Arguineguin Swell Statistics, Summer: Surf with Light or Offshore Winds
This image shows only the swells directed at Arguineguin that coincided with light winds or offshore conditions through a typical northern hemisphere summer. It is based on 7266 predictions, one every 3 hours. The direction of the spokes show where quality surf generating swell comes from. Five colours illustrate increasing wave sizes. Blue shows the smallest swells, less that 0.5m (1.5 feet) high. Green and yellow show increasing swell sizes and red represents biggest swells greater than >3m (>10ft). In both graphs, the area of any colour is proportional to how frequently that size swell was forecast.
The diagram suggests that the most common swell direction, shown by the longest spokes, was SSW, whereas the the prevailing wind blows from the NNE. The chart at the bottom shows the same thing but without direction information. For example, swells larger than 1.5 feet (0.5m) coincided with good wind conditions 13% of the time, equivalent to 12 days. Open sea swells exceeding >3m (>10ft) are unlikely to occur in a normal northern hemisphere summer but 4% of the time you can expect swell in the range 1.3-2m (4-6.5ft) 4%, equivalent to (4 days). Taking into account the ratio of these swells that coincided with expected offshore winds, and given the fact that Arguineguin is exposed to open water swells, we think that that clean surf can be found at Arguineguin about 13% of the time and that surf is messed up by onshore wind 1.0% of the time. This is means that we expect 13 days with waves in a typical northern hemisphere summer, of which 12 days should be clean enough to surf.

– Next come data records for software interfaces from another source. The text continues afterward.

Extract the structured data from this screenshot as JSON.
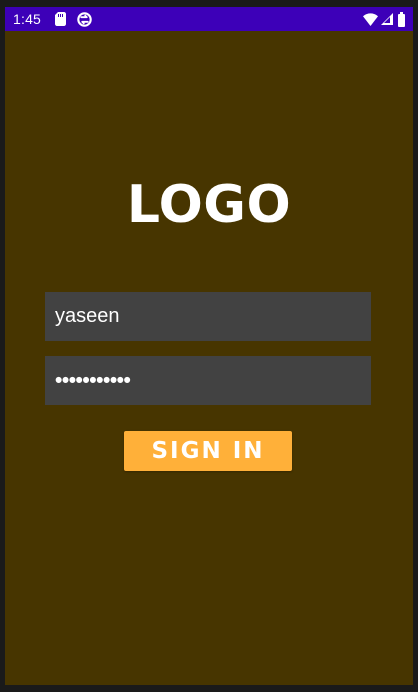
{
  "status_bar": {
    "time": "1:45",
    "icons": [
      "sd-card-icon",
      "sync-icon",
      "wifi-icon",
      "signal-icon",
      "battery-icon"
    ],
    "background_color": "#3d00b8"
  },
  "login": {
    "logo_text": "LOGO",
    "username_value": "yaseen",
    "password_mask": "•••••••••••",
    "sign_in_label": "SIGN IN",
    "background_color": "#473500",
    "field_color": "#424242",
    "button_color": "#ffb039"
  }
}
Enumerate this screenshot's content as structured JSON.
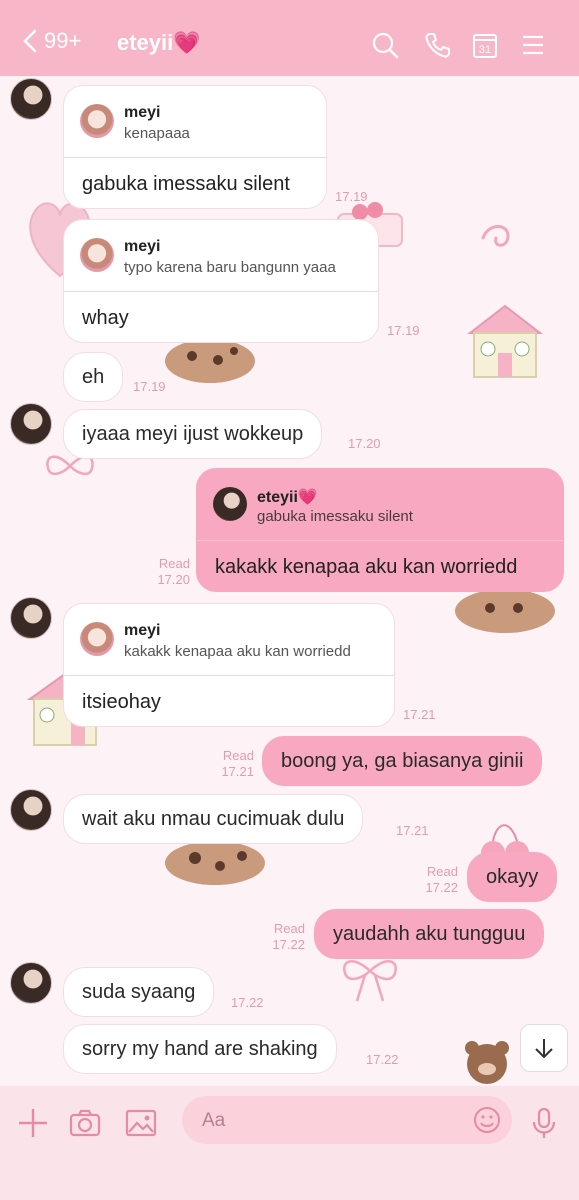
{
  "header": {
    "back_count": "99+",
    "title": "eteyii💗",
    "icons": [
      "search-icon",
      "phone-icon",
      "calendar-icon",
      "menu-icon"
    ],
    "calendar_day": "31"
  },
  "messages": [
    {
      "id": "m1",
      "reply_to": {
        "name": "meyi",
        "quote": "kenapaaa"
      },
      "text": "gabuka imessaku silent",
      "time": "17.19"
    },
    {
      "id": "m2",
      "reply_to": {
        "name": "meyi",
        "quote": "typo karena baru bangunn yaaa"
      },
      "text": "whay",
      "time": "17.19"
    },
    {
      "id": "m3",
      "text": "eh",
      "time": "17.19"
    },
    {
      "id": "m4",
      "text": "iyaaa meyi ijust wokkeup",
      "time": "17.20"
    },
    {
      "id": "m5",
      "mine": true,
      "reply_to": {
        "name": "eteyii💗",
        "quote": "gabuka imessaku silent"
      },
      "text": "kakakk kenapaa aku kan worriedd",
      "read": "Read",
      "time": "17.20"
    },
    {
      "id": "m6",
      "reply_to": {
        "name": "meyi",
        "quote": "kakakk kenapaa aku kan worriedd"
      },
      "text": "itsieohay",
      "time": "17.21"
    },
    {
      "id": "m7",
      "mine": true,
      "text": "boong ya, ga biasanya ginii",
      "read": "Read",
      "time": "17.21"
    },
    {
      "id": "m8",
      "text": "wait aku nmau cucimuak dulu",
      "time": "17.21"
    },
    {
      "id": "m9",
      "mine": true,
      "text": "okayy",
      "read": "Read",
      "time": "17.22"
    },
    {
      "id": "m10",
      "mine": true,
      "text": "yaudahh aku tungguu",
      "read": "Read",
      "time": "17.22"
    },
    {
      "id": "m11",
      "text": "suda syaang",
      "time": "17.22"
    },
    {
      "id": "m12",
      "text": "sorry my hand are shaking",
      "time": "17.22"
    }
  ],
  "footer": {
    "input_placeholder": "Aa",
    "icons": [
      "plus-icon",
      "camera-icon",
      "image-icon",
      "emoji-icon",
      "mic-icon"
    ]
  },
  "colors": {
    "header_bg": "#f7b7c8",
    "mine_bubble": "#f8a8c0",
    "timestamp": "#e59aaf",
    "footer_bg": "#fbe3ea"
  }
}
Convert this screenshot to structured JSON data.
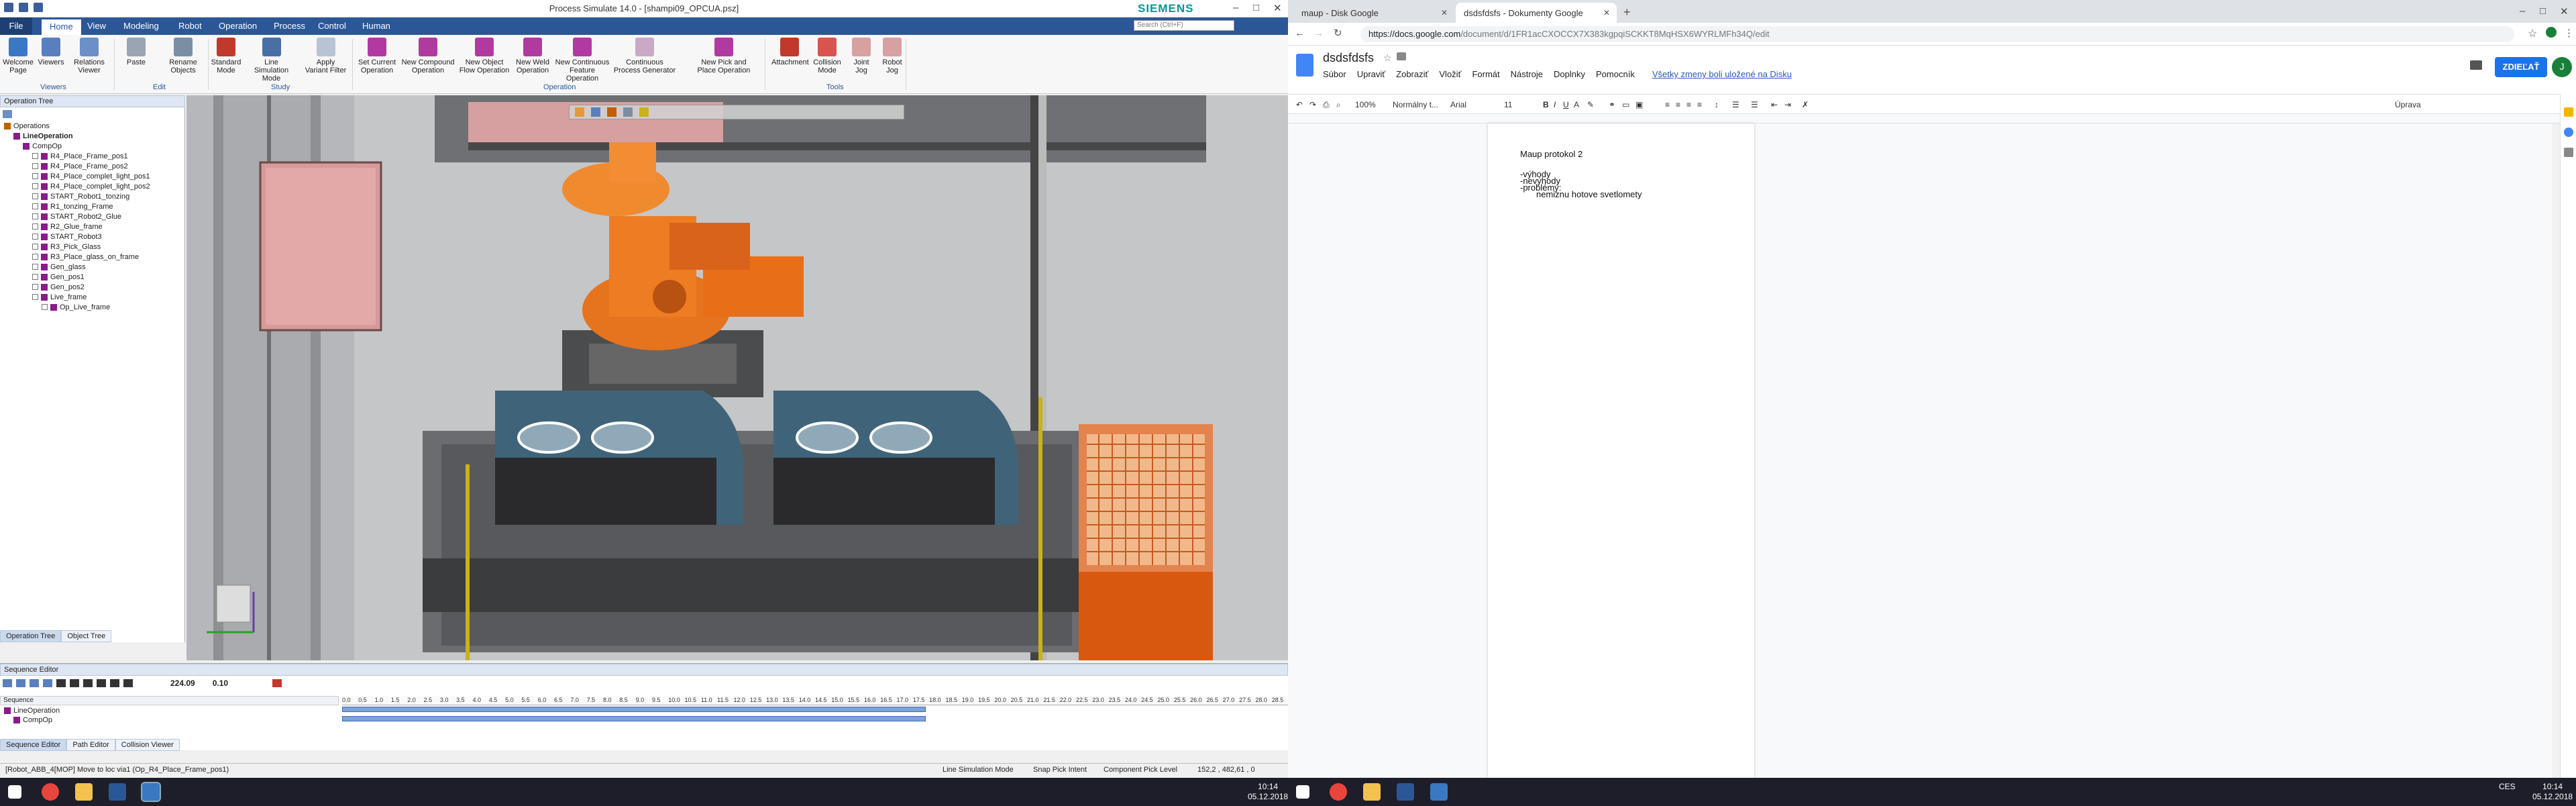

IMPORTANT: Beta version feature! Swell heights are open water values from NWW3. There is no attempt to model near-shore effects. Coastal wave heights will generally be less, especially if the break does not have unobstructed exposure to the open ocean.